Realism was less important in terms of the CGI, however. The series may be consistently breathtaking, but, to sell it to viewers, Gunton and Walker found themselves having to pare it back. “Some of the photography that we can now do in the real world, and that we’re currently doing with Planet Earth III, is insane,” says Gunton. “But if we did that in Prehistoric Planet it would look wrong.
“This is a conversation we’ve had with Jon Favreau. We’ve dialled down the photography, because otherwise it would have looked like a VFX show. The footage here feels more akin to what we were filming maybe eight years ago. It’s a really weird mind game to play.”
Another thing that helps to sell the show, of course, is the participation of Sir David Attenborough, who not only narrates but also presents several sequences to camera. He is such a warm and reassuringly authoritative presence that you sense the producers could have staged a CGI dinosaur dance sequence and Attenborough would be able to convince you that it was scientifically accurate. “Not bad for 96,” says Gunton of his longtime collaborator.
Attenborough’s participation was not a done deal, however. “He was very assiduous,” says Gunton. “If he was going to do this, then it had to be the last word on the matter. And it had to be all about authenticity. No fantasy. I remember the day we first showed him footage; he sat there watching on the computer, tapping his fingers. When it finished he turned to me – he’s so theatrical – and he paused. Eventually, he said: ‘I don’t know how you could have done it any better.’ He works on the scripts. He’s been a fantastic asset, of course, a fantastic supporter. But also you still get notes. He’s 96 and he still gives notes.”
Earlier this year, there were reports that the BBC series Wild Isles would be Attenborough’s last appearance filming on location. Gunton is one of his closest professional collaborators – and perhaps his most qualified successor – so, as we wrap up, I ask if the rumours hold any truth.
“I’ve been working with him for 35 years,” Gunton says. “The first show I worked on with him was The Trials of Life, and the news then was that this would be David Attenborough’s final series.”

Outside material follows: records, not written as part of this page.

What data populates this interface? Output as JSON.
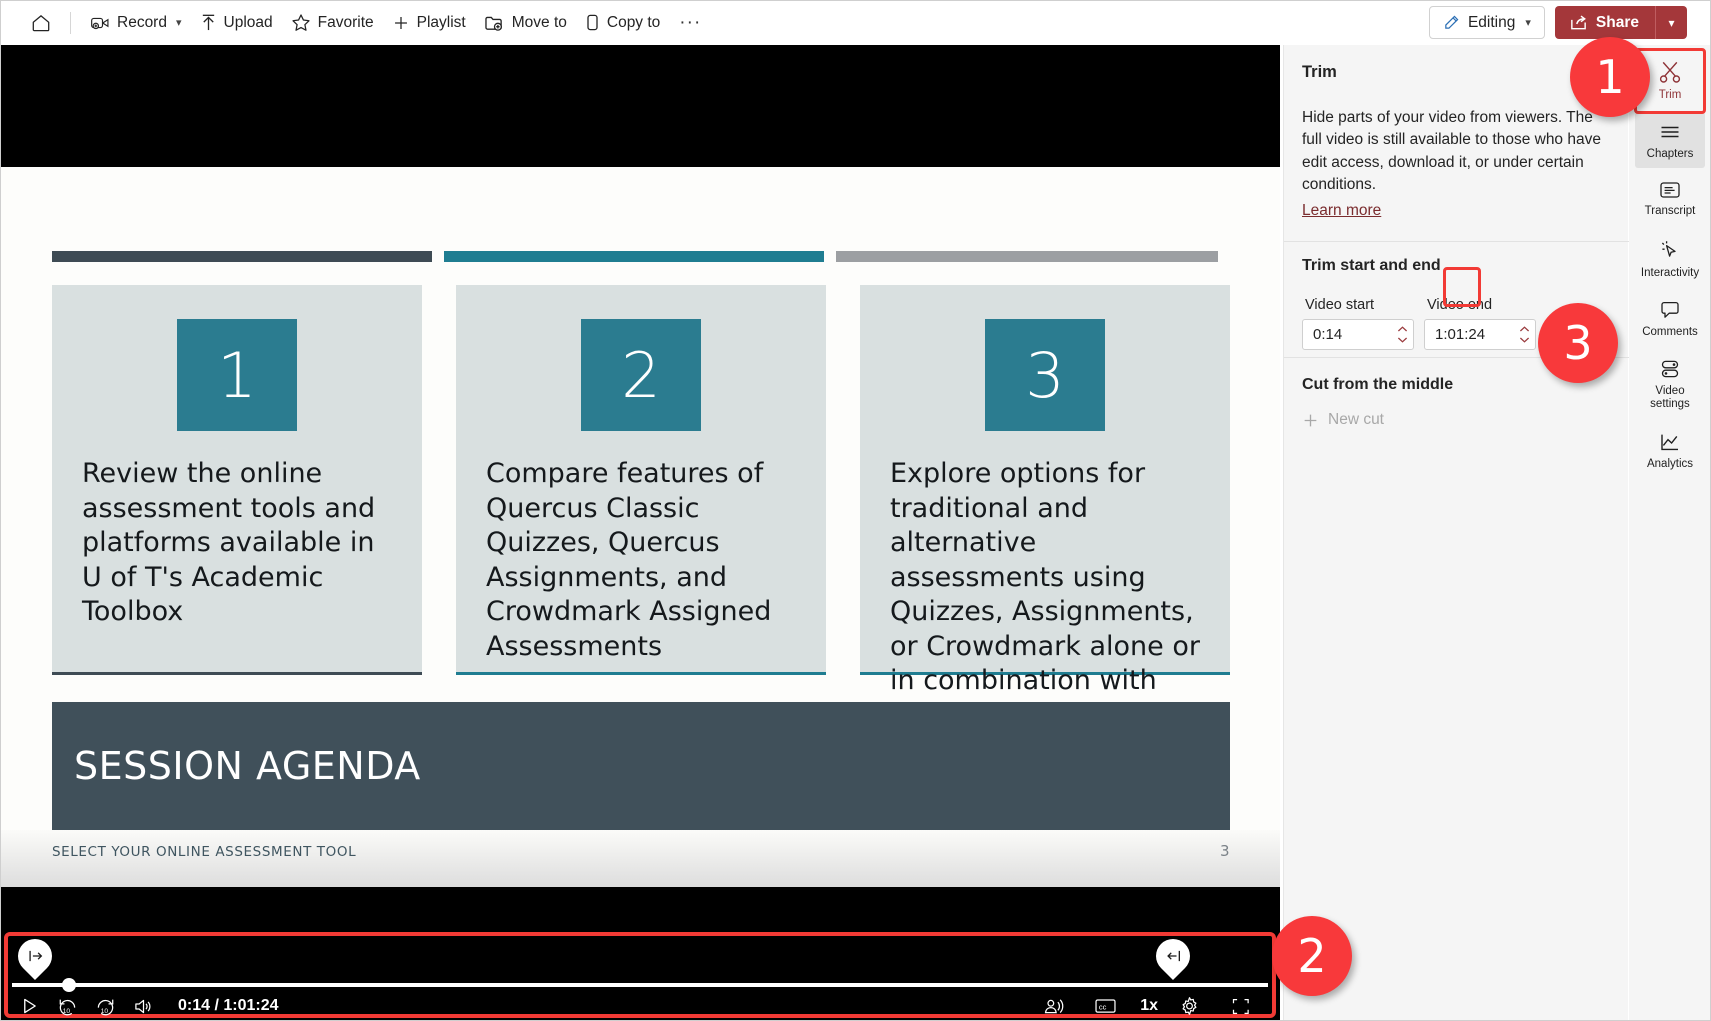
{
  "topbar": {
    "home_icon": "home-icon",
    "buttons": [
      {
        "icon": "record-icon",
        "label": "Record",
        "caret": true
      },
      {
        "icon": "upload-icon",
        "label": "Upload",
        "caret": false
      },
      {
        "icon": "star-icon",
        "label": "Favorite",
        "caret": false
      },
      {
        "icon": "plus-icon",
        "label": "Playlist",
        "caret": false
      },
      {
        "icon": "move-to-icon",
        "label": "Move to",
        "caret": false
      },
      {
        "icon": "copy-to-icon",
        "label": "Copy to",
        "caret": false
      }
    ],
    "overflow_label": "···",
    "editing_label": "Editing",
    "share_label": "Share",
    "share_color": "#a4373a"
  },
  "slide": {
    "cards": [
      {
        "number": "1",
        "text": "Review the online assessment tools and platforms available in   U of  T's Academic Toolbox"
      },
      {
        "number": "2",
        "text": "Compare features of Quercus Classic Quizzes, Quercus Assignments, and Crowdmark Assigned Assessments"
      },
      {
        "number": "3",
        "text": "Explore options for traditional and alternative assessments using Quizzes,  Assignments, or Crowdmark alone or in combination with other tools"
      }
    ],
    "band_title": "SESSION AGENDA",
    "footer_left": "SELECT YOUR ONLINE ASSESSMENT TOOL",
    "footer_page": "3",
    "colors": {
      "dark": "#3e4b54",
      "teal": "#1f7d91",
      "grey": "#9c9fa2",
      "card_bg": "#d9e0e0",
      "band": "#40505a"
    }
  },
  "player": {
    "current_time": "0:14",
    "duration": "1:01:24",
    "time_display": "0:14 / 1:01:24",
    "speed_label": "1x",
    "controls": [
      "play-icon",
      "rewind-10-icon",
      "forward-10-icon",
      "volume-icon"
    ],
    "right_controls": [
      "noise-suppression-icon",
      "closed-captions-icon",
      "playback-speed",
      "settings-gear-icon",
      "fullscreen-icon"
    ],
    "trim_handle_start": "trim-start-handle",
    "trim_handle_end": "trim-end-handle"
  },
  "panel": {
    "title": "Trim",
    "description": "Hide parts of your video from viewers. The full video is still available to those who have edit access, download it, or under certain conditions.",
    "learn_more": "Learn more",
    "section_trim": "Trim start and end",
    "video_start_label": "Video start",
    "video_start_value": "0:14",
    "video_end_label": "Video end",
    "video_end_value": "1:01:24",
    "confirm_icon": "checkmark-icon",
    "cancel_icon": "close-x-icon",
    "section_cut": "Cut from the middle",
    "new_cut_label": "New cut"
  },
  "rail": {
    "items": [
      {
        "icon": "scissors-icon",
        "label": "Trim",
        "state": "selected"
      },
      {
        "icon": "chapters-icon",
        "label": "Chapters",
        "state": "hover"
      },
      {
        "icon": "transcript-icon",
        "label": "Transcript",
        "state": "normal"
      },
      {
        "icon": "cursor-sparkle-icon",
        "label": "Interactivity",
        "state": "normal"
      },
      {
        "icon": "comment-bubble-icon",
        "label": "Comments",
        "state": "normal"
      },
      {
        "icon": "toggles-icon",
        "label": "Video settings",
        "state": "normal"
      },
      {
        "icon": "analytics-chart-icon",
        "label": "Analytics",
        "state": "normal"
      }
    ]
  },
  "badges": [
    {
      "number": "1",
      "target": "trim-rail-button"
    },
    {
      "number": "2",
      "target": "video-timeline"
    },
    {
      "number": "3",
      "target": "confirm-trim-button"
    }
  ],
  "annotation_color": "#f8393b"
}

So that’s a no? “The only person who knows when it’s David’s last year is David. He’s in this project, and I’m working with him on at least two other projects in which he is a significant contributor.” Could one of them be Planet Earth III? “Could be,” says Gunton, grinning. “He’s still working and he’s still amazing.”
Prehistoric Planet Season 2 is on Apple TV+ from 22 May.